In Vitro Fertilization
In Vitro Fertilization (IVF) is a procedure first successfully utilized in 1978 in which a woman’s ovaries are stimulated with fertility drugs to produce multiple mature eggs, which are then removed from her body and are fertilized in the laboratory with her partner’s (or donor) sperm. The resulting embryos are cultured for three to five days, at which point the best 1 or 2 embryos are then transferred back into her uterus.
An IVF procedure at SIRM involves the following steps:
- Preparing for Controlled Ovarian Hyperstimulation (COH)
- Undergoing Controlled Ovarian Hyperstimulation
- Egg Retrieval
- Sperm Processing
- Fertilization of Eggs in the Laboratory
- Selecting the Best Embryos for Transfer
- Embryo Transfer
- Cryopreservation (Freezing) of Remaining Embryos (This is dependent on having additional viable embryos left after embryo transfer.
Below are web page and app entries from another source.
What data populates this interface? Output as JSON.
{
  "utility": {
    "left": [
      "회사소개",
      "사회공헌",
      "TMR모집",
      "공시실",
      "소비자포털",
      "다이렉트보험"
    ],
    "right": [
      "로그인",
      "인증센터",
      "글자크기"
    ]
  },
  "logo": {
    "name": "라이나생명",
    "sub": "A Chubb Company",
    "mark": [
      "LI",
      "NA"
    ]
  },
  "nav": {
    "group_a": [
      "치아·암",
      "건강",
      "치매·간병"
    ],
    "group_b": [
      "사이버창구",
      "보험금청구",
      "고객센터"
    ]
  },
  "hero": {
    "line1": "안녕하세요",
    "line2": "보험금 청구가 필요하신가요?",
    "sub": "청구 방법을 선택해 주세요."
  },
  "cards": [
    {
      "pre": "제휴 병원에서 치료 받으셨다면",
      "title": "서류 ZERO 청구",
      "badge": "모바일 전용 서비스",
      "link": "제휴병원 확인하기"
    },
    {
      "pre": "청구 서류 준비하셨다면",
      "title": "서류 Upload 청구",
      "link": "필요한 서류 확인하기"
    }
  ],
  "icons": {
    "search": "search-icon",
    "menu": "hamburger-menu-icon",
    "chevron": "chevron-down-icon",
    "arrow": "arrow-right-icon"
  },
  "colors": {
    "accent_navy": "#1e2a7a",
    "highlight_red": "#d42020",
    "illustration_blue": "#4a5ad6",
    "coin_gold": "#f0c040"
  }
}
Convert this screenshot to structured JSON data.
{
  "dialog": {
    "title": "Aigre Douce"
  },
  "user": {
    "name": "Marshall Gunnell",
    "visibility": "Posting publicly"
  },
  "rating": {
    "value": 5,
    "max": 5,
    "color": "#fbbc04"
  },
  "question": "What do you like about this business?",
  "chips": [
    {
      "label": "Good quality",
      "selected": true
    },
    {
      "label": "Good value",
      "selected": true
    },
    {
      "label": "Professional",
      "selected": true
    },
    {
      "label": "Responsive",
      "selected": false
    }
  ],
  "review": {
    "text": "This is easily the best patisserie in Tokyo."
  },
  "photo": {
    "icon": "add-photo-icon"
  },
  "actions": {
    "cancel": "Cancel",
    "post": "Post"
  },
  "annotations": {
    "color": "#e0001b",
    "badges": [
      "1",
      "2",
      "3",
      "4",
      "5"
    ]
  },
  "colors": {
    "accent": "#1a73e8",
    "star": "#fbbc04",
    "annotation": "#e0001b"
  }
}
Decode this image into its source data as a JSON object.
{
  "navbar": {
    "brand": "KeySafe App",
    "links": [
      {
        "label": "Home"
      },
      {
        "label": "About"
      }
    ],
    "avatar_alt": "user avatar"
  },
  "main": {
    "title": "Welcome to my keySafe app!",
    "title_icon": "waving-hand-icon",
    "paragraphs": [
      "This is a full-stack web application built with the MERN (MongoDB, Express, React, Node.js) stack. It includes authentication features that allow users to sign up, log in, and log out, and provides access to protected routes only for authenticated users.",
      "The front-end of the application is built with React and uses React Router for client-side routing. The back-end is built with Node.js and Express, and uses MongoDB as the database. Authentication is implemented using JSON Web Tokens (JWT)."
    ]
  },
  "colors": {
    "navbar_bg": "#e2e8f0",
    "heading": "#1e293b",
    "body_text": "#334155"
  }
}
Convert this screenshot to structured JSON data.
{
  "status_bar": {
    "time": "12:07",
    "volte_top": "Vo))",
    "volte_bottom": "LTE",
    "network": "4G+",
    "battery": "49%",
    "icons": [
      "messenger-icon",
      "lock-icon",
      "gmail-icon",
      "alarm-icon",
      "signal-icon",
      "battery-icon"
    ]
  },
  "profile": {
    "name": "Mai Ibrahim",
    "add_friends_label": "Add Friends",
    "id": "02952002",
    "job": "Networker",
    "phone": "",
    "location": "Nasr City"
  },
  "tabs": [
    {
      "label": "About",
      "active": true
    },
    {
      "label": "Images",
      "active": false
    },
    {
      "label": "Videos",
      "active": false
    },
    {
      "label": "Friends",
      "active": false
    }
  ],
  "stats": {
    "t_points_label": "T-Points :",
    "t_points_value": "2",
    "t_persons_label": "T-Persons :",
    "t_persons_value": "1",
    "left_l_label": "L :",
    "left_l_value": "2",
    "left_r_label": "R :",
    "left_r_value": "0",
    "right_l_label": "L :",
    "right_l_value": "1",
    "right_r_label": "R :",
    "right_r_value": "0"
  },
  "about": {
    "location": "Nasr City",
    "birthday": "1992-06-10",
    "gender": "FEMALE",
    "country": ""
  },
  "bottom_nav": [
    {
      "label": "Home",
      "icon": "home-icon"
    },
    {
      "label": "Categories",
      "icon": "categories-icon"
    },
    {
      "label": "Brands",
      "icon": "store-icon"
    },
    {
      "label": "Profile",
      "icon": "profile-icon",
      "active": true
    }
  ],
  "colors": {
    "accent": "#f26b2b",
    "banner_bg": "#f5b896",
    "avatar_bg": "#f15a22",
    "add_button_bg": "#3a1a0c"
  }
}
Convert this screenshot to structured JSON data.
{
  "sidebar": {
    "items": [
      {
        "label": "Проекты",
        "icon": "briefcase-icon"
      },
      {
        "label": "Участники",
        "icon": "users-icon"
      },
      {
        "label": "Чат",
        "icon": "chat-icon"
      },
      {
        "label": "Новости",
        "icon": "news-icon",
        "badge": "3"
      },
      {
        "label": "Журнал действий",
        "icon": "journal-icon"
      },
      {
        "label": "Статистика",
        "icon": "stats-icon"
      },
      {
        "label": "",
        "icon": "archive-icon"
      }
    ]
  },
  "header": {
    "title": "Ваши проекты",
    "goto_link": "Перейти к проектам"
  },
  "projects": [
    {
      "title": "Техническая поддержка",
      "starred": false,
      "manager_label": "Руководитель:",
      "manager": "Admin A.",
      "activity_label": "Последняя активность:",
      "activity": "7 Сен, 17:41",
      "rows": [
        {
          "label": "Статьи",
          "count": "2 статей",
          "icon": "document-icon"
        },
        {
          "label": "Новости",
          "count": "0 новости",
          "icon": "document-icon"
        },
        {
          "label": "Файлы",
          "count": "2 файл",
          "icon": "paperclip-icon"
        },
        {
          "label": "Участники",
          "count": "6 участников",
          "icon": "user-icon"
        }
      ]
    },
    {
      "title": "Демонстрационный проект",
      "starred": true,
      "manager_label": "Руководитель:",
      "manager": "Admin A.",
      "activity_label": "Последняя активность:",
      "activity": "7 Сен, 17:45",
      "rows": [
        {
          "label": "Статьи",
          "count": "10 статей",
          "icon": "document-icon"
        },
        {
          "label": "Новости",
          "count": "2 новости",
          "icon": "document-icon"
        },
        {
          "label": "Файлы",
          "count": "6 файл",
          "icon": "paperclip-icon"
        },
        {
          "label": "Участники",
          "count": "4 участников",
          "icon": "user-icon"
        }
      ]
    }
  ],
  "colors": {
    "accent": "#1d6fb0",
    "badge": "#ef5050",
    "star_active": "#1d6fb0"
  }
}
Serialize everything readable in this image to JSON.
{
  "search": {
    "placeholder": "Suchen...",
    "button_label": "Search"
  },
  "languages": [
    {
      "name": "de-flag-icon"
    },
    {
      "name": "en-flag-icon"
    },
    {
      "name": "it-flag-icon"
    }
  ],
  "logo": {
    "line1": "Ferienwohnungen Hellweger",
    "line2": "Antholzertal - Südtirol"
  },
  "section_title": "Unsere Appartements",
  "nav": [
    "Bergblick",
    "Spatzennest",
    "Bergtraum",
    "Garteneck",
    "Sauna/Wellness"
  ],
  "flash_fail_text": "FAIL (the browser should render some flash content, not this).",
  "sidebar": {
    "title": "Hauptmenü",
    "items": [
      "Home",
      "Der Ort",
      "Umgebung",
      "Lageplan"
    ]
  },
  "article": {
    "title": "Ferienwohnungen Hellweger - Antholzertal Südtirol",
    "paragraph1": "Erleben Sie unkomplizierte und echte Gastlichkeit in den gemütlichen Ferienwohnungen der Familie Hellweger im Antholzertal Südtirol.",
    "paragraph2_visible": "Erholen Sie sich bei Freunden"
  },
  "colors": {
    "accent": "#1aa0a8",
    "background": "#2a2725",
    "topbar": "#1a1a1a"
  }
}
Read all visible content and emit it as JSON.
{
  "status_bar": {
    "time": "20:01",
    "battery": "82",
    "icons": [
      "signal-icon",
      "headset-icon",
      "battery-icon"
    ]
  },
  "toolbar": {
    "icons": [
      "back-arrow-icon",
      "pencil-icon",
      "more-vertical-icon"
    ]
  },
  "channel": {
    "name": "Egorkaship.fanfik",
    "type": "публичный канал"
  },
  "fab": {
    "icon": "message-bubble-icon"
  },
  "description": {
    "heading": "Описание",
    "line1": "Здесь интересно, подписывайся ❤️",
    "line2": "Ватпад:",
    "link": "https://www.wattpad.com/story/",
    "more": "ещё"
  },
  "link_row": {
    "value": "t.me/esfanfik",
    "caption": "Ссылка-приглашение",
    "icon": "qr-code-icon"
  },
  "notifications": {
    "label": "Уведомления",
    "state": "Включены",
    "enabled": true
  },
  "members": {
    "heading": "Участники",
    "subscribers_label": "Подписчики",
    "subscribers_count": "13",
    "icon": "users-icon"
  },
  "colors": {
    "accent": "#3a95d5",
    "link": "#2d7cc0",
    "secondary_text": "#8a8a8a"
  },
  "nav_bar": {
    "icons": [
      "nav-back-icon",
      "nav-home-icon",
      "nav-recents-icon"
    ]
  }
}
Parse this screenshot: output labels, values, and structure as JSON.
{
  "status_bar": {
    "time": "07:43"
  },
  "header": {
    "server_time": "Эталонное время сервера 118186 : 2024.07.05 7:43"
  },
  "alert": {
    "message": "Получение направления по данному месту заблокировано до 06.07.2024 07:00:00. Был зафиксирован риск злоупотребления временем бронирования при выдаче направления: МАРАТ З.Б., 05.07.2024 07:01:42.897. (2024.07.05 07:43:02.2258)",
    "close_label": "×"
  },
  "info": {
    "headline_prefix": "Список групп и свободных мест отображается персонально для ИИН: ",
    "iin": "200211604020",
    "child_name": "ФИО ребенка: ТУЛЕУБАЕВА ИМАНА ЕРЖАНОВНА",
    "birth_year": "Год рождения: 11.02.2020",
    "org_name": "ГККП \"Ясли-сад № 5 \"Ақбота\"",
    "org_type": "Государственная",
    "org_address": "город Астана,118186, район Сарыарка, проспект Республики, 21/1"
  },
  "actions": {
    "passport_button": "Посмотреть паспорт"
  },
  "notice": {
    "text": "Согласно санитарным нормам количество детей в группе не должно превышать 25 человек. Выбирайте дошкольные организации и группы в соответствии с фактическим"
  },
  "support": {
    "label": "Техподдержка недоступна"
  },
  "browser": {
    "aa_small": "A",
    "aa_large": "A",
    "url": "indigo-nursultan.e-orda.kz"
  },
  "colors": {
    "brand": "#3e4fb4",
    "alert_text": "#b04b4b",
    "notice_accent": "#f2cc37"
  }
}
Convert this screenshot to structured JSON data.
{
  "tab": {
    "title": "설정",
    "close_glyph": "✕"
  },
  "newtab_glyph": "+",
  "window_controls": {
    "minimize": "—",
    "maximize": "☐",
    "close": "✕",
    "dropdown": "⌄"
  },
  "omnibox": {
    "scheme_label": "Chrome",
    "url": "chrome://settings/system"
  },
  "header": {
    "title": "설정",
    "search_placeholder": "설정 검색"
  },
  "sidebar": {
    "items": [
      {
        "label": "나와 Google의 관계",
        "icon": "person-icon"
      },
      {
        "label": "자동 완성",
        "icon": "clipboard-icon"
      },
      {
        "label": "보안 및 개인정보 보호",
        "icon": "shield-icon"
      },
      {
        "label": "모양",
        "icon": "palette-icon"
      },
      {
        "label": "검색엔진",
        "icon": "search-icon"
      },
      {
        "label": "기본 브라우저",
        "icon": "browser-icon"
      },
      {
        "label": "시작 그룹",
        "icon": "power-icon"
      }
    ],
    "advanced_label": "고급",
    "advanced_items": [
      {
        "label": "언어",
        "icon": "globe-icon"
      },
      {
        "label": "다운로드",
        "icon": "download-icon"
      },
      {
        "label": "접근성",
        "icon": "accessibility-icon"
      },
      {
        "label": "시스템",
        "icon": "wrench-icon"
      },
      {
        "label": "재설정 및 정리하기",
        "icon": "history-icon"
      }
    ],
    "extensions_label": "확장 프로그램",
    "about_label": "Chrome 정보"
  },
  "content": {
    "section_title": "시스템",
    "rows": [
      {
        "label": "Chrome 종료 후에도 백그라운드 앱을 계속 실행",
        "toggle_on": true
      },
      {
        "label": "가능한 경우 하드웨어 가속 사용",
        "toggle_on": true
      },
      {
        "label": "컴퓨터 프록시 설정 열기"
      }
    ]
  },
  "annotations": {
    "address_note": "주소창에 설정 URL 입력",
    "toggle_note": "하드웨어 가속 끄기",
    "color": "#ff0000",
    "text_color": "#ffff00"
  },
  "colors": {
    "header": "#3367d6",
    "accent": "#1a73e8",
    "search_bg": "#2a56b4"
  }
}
Embryos can be frozen for use at a later time and at a much lower cost compared to a full IVF cycle.)
Natural Cycle IVF
Natural Cycle IVF is a no-stimulation approach used to eliminate the use of fertility drugs. In a natural cycle of IVF, the woman is monitored closely as she approaches ovulation. She may be given an hCG “trigger” shot to induce ovulation and “ripen” her egg(s). The egg is then retrieved and the cycle proceeds as a conventional IVF cycle, other than the fact that if the egg does not fertilize, or arrests in its development, the cycle will be cancelled at that point.
Aside from a woman’s age, the factor most heavily affecting egg/embryo quality in IVF is the method of ovarian stimulation used. There is no single stimulation protocol that is suitable for all IVF patients. Patients should not treated as if “one size fits all.” Each patient’s protocol for IVF stimulation must be individualized in order to have the best likelihood of success. Women with decreased ovarian reserve (DOR) can be especially difficult with respect to both quantity and quality of eggs.
Low-stim IVF , or minimal stimulation IVF, is a procedure that involves ovarian stimulation using low dosage medications (often oral drugs like clomiphene citrate, Clomid and Letrozole) under the premise that it is a safer than conventional gonadotropin stimulation regimens and has comparable success. Many centers tend to use this approach as each cycle is less expensive than conventional stimulation regimens. The Low-stim IVF regimen is indeed safer, but by doing a lower dose stimulation, a smaller number of eggs are recruited and retrieved, which can therefore decrease the overall likelihood of success. While there might be some benefit to using this approach in particular subsets of women, it should not be universally applied.
IVF Cycle Calendar
What are the steps and timing of an IVF cycle?
When you schedule your IVF procedure, you will be given a calendar by your clinical coordinator that will highlight all of the key components of your cycle, including medications, appointments, ultrasounds, tentative egg retrieval, embryo transfer and pregnancy test dates.
IVF Beta hCG Levels
Is my beta hCG strong? What do the numbers indicate?
The most important indicator in beta hCG tests is whether the number doubles every 48 hours. In some cases where a beta number doubles initially, then decreases its rate, it may indicate that a twin pregnancy has reduced to a singleton. When this is the case, it may slow initially, but should then begin to double again every 48 hours. Some betas may start off as low as 3 or 4, then progress to a healthy pregnancy, so there is really not a specific threshold number that indicates a viable pregnancy. Every case is different. Read more about interpreting beta hCG numbers HERE.
IVF and Acupuncture
There are varying opinions on the effectiveness of acupuncture at aiding successful IVF. Certain studies indicate that there are benefits, and many patients find that it gives them additional confidence and peace of mind. In the end, it is a personal decision.